The dosage form of the product is the greatest factor in determining if you can use your expired product. If we consider the fish oil from our first example, if the bottle was never opened and kept in the fridge all that time, it would be completely safe to take and have all its potency. If the bottle had been opened and there was only a small amount left, then the oxygen in the air space in the bottle would have destroyed the chemical composition and turned the product rancid.
Tablets and Capsules
If your supplement is a hard tablet such as a Calcium Magnesium tablet or a selenium tablet it will most likely retain all if its potency as long as you kept in a cupboard, not in the bathroom or fridge where humidity could affect it. On the other hand liquid gels, and capsules made from Silica and gelatin are not as resistant to outside temperatures and light as tablets and will lose their potency much earlier. In this case I would definitely go by the date on the label.
Liquids are the least likely products to use beyond their expiration date because as you consume the liquid the oxygen in the bottle starts to break down the product. However, even within this category there are exceptions. If you have an aqueous solution of Echinacea (a solution in which the Echinacea is dissolved in water) is far more likely to break down than an alcoholic solution which will last for years beyond its expiry date. If you have an aqueous solution of a multivitamin I would adhere strictly to the expiry date but an alcoholic solution of a herbal multivitamin will last far beyond the date on the bottle. As a general rule you must exercise greater caution when consuming expired liquid solutions.
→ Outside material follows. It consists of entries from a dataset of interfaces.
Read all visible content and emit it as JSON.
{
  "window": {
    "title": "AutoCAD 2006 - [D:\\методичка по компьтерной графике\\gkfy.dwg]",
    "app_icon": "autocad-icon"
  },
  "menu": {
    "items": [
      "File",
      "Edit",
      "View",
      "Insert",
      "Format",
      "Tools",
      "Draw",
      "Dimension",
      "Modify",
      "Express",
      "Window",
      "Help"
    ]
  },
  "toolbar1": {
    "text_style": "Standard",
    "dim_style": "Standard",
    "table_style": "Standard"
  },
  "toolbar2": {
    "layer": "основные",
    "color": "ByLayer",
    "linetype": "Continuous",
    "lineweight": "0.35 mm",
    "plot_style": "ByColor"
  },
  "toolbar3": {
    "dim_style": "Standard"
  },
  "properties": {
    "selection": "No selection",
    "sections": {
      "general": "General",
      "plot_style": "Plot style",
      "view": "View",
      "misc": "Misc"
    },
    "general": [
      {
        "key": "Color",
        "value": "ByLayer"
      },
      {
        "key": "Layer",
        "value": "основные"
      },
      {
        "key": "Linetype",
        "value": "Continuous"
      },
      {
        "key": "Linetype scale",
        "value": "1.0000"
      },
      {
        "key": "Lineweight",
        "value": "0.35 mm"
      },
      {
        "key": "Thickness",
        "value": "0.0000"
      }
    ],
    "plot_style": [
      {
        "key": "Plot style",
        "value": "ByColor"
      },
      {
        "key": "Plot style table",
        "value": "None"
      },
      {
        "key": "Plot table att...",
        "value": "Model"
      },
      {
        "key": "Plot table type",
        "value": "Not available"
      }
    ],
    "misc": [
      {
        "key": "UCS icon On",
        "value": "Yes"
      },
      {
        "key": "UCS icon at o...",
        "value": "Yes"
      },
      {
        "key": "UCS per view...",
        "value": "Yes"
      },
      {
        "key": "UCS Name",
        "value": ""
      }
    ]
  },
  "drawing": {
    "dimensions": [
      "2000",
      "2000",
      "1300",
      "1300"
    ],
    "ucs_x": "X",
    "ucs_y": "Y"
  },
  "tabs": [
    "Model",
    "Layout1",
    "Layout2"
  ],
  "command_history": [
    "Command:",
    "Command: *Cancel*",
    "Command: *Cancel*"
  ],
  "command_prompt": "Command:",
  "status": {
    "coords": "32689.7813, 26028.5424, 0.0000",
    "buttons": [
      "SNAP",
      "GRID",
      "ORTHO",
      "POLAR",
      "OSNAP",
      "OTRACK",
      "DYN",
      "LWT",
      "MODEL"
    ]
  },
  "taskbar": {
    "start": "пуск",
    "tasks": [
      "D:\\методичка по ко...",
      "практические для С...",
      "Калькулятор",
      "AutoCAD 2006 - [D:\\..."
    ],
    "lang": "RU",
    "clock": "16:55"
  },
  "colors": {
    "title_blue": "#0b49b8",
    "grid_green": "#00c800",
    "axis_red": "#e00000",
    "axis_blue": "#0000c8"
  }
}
Of course none of this information would matter if we were all very efficient and took our pills regularly. However, sometimes we forget. Some times we find a bottle in the back of the cupboard that we didn’t know we had. After all, we are human and are not perfect. This might be a good article to stick up on the fridge so that the next time you do find a product that is beyond its expiry date, you can refer to this article and make an informed decision.